  2. I am such a fan of your blog. Right after I first read this post I found the produce man at our market slipping the peels off onions. We had a nice chat while he finished and then he helped me bag up the onion skins. I love the eggs I dyed, even though I used the only stockings I had, which were black and made the results even more of a surprise! Thank you, as always, for sharing ideas and inspiration.

    1. You just know what a change in one part may hold! I like experimenting and I credit that for most of my ‘cool’ things! Thanks for stopping by.

  3. Love your blog! Have you ever tried using eco dye on your concrete projects? I just love the colors you get from botanicals and wondered if could work on concrete and sealed some how. Thanks again for your wonderful art👩‍🎨

    1. It has crossed my mind when I see the prints left on the sidewalks but then I also notice they don’t stay. Generally I find that finishes on concrete don’t last completely since it likes to breathe. Also the alkalinity probably plays a factor in the printing where eco printing uses the tannic acids. So much science! I am going to embark on leather though…
      Happy Making!

  4. Hi Barb! I’m trying to make this into a group project for some senior living residents. Each person would need their own bowl of dye because of COVID restrictions. I was wondering if room-temperature dye still works the same or if it needs to remain hot?

    1. I have not tried it but often if there is less heat the time factor has to go up quite a bit. What if you let them bundle and add an ID, then did the cooking all at same time. I’d hate to see spilt dye water. Then they can unbundle for the fun factor. Maybe lunch in between 🤷🏻‍♀️

  5. These are beautiful! Do you think this method would work on wood eggs?
    Any advice would be helpful. Thank you for sharing this amazing craft 🙂
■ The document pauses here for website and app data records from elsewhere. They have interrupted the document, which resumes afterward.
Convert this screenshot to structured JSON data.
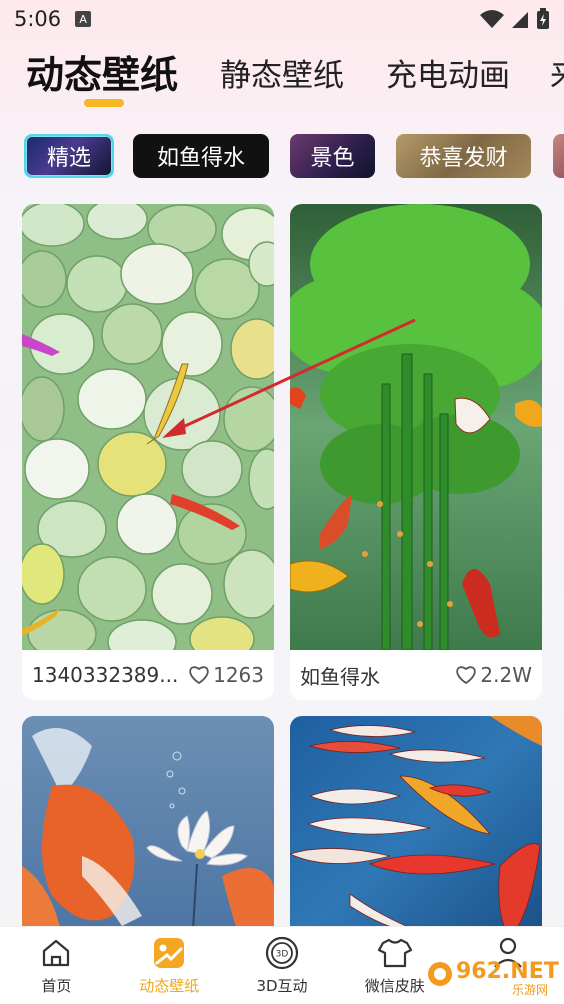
{
  "status": {
    "time": "5:06",
    "badge": "A"
  },
  "top_tabs": [
    {
      "label": "动态壁纸",
      "active": true
    },
    {
      "label": "静态壁纸",
      "active": false
    },
    {
      "label": "充电动画",
      "active": false
    },
    {
      "label": "来",
      "active": false
    }
  ],
  "chips": [
    {
      "label": "精选",
      "selected": true
    },
    {
      "label": "如鱼得水",
      "selected": false
    },
    {
      "label": "景色",
      "selected": false
    },
    {
      "label": "恭喜发财",
      "selected": false
    },
    {
      "label": "",
      "selected": false
    }
  ],
  "cards": [
    {
      "title": "1340332389...",
      "likes": "1263",
      "image": "green-pebbles-koi"
    },
    {
      "title": "如鱼得水",
      "likes": "2.2W",
      "image": "bamboo-koi"
    },
    {
      "title": "",
      "likes": "",
      "image": "koi-lotus-blue"
    },
    {
      "title": "",
      "likes": "",
      "image": "koi-pond"
    }
  ],
  "nav": [
    {
      "label": "首页",
      "icon": "home-icon",
      "active": false
    },
    {
      "label": "动态壁纸",
      "icon": "dynamic-wallpaper-icon",
      "active": true
    },
    {
      "label": "3D互动",
      "icon": "3d-icon",
      "active": false
    },
    {
      "label": "微信皮肤",
      "icon": "shirt-icon",
      "active": false
    },
    {
      "label": "",
      "icon": "profile-icon",
      "active": false
    }
  ],
  "watermark": {
    "text": "962.NET",
    "subtext": "乐游网"
  },
  "colors": {
    "accent": "#f7b722",
    "chip_border": "#4fd6ea"
  }
}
    1. Well, I think it may because they do print on cellulose fabric (cotton etc). The problem could be splitting or cracking though from the moisture. Hmmmm, maybe steamed would work better? Funny, I just came upon some wooden eggs when I cleaned my studio…